**WHAT THE EXERCISE ASKS:**
Report how many lines contain the word "chrome" in the listing that follows. Give nothing besides the number.

**RECORD SET:**
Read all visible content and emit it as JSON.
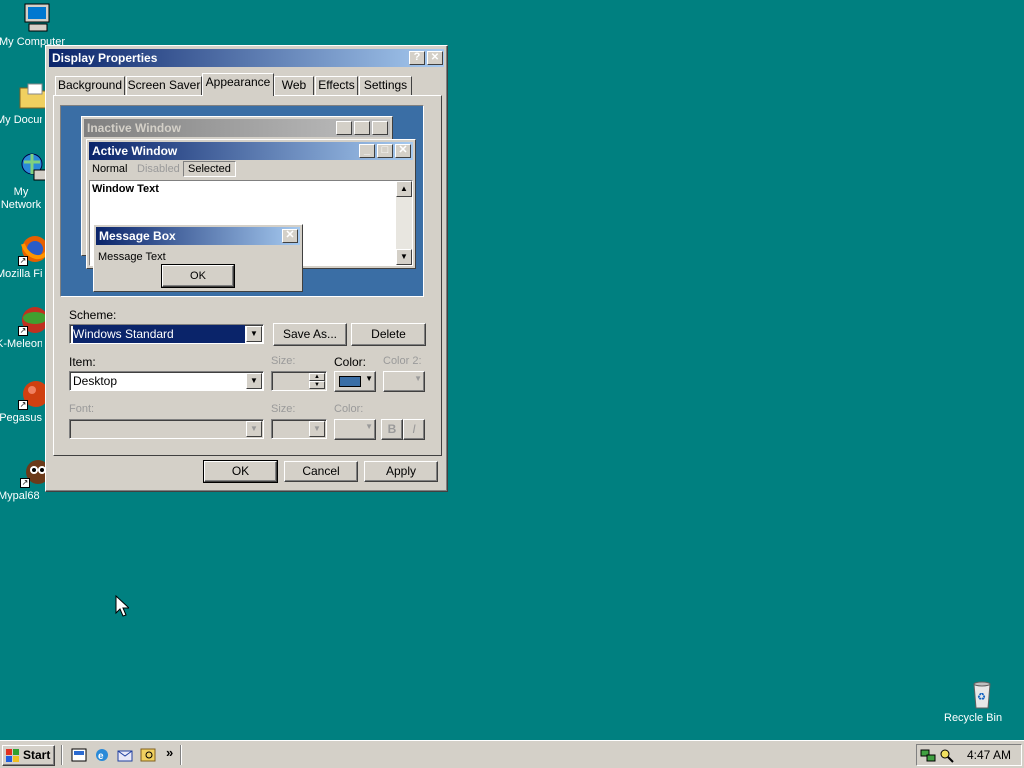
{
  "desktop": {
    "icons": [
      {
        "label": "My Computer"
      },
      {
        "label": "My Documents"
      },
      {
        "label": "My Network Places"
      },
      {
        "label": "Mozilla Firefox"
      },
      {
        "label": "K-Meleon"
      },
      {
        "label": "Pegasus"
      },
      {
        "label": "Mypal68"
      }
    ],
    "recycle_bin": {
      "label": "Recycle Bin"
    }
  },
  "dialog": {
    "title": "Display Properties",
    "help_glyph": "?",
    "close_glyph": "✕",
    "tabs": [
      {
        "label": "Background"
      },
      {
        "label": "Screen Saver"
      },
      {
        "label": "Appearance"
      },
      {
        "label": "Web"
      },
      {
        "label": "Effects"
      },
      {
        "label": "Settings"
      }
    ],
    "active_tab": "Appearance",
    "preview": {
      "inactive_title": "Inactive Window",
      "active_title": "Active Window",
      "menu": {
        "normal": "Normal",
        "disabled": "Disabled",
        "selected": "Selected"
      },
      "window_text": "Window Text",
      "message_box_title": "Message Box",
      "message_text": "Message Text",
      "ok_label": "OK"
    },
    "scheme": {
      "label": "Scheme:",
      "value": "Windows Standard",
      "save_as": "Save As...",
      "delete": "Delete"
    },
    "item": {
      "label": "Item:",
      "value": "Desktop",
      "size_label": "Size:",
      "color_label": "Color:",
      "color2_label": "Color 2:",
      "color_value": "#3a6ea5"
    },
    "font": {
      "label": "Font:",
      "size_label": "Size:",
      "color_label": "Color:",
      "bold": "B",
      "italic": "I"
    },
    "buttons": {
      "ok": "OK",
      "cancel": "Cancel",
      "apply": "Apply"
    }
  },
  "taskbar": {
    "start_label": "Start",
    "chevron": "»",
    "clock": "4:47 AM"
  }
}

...

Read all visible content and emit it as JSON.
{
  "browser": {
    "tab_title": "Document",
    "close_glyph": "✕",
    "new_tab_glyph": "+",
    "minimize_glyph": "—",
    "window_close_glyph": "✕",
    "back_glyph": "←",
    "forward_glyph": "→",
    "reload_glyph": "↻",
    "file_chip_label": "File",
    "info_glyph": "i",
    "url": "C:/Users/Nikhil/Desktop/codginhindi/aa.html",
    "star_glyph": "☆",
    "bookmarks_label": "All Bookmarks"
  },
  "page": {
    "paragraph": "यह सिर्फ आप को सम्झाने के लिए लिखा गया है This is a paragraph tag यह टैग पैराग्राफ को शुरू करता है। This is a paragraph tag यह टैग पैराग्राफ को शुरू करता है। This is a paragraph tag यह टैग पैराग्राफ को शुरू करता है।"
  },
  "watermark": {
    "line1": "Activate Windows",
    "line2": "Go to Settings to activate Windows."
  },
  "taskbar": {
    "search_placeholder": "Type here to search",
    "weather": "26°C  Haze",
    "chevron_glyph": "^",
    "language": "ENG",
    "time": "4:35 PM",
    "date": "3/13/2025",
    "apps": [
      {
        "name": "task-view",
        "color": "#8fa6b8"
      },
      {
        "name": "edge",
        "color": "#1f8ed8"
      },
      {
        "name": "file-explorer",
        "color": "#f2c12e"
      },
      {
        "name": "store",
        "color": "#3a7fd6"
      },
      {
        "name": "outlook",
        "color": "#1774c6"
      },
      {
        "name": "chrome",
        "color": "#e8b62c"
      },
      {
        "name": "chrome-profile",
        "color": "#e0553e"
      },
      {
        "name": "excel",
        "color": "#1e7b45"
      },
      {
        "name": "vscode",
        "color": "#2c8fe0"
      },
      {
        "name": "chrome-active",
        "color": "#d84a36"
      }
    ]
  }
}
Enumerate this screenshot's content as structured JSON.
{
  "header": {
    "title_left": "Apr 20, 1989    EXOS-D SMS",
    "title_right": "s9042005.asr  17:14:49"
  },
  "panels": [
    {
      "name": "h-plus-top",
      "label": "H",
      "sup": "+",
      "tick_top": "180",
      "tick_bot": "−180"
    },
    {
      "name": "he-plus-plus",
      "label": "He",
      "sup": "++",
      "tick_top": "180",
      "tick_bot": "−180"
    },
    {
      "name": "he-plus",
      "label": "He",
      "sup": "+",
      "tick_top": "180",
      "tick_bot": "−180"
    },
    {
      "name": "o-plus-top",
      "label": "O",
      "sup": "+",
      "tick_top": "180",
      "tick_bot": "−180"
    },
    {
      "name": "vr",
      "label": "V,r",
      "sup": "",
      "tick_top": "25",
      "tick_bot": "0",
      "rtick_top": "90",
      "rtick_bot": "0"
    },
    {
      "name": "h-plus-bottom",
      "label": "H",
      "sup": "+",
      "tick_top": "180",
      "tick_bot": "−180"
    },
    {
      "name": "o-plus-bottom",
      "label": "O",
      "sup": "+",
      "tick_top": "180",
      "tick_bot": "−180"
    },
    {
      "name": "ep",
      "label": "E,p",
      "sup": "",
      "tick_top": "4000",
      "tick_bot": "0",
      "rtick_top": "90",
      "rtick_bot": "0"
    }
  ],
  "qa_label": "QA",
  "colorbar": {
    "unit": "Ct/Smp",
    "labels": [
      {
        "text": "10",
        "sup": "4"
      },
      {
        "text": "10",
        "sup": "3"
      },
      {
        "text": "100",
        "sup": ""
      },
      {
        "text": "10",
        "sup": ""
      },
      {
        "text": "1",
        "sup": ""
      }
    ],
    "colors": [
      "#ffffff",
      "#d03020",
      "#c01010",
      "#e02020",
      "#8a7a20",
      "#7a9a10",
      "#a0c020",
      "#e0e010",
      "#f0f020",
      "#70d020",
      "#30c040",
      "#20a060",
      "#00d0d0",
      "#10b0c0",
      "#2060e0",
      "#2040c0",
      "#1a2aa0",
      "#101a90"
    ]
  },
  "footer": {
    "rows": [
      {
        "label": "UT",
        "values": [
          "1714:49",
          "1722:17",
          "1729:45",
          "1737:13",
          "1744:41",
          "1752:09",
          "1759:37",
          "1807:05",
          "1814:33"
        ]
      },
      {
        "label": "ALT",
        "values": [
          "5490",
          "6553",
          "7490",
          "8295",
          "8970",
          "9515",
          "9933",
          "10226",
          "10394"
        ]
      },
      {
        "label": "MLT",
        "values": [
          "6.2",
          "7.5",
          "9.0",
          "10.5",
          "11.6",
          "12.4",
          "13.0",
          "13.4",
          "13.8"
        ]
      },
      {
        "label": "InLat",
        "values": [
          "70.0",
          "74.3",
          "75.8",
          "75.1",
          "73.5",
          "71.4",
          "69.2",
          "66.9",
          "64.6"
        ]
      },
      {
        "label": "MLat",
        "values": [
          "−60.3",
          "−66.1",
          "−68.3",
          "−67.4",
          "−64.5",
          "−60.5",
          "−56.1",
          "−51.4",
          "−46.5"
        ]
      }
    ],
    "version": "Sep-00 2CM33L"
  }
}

**EXERCISE OUTPUT:**
3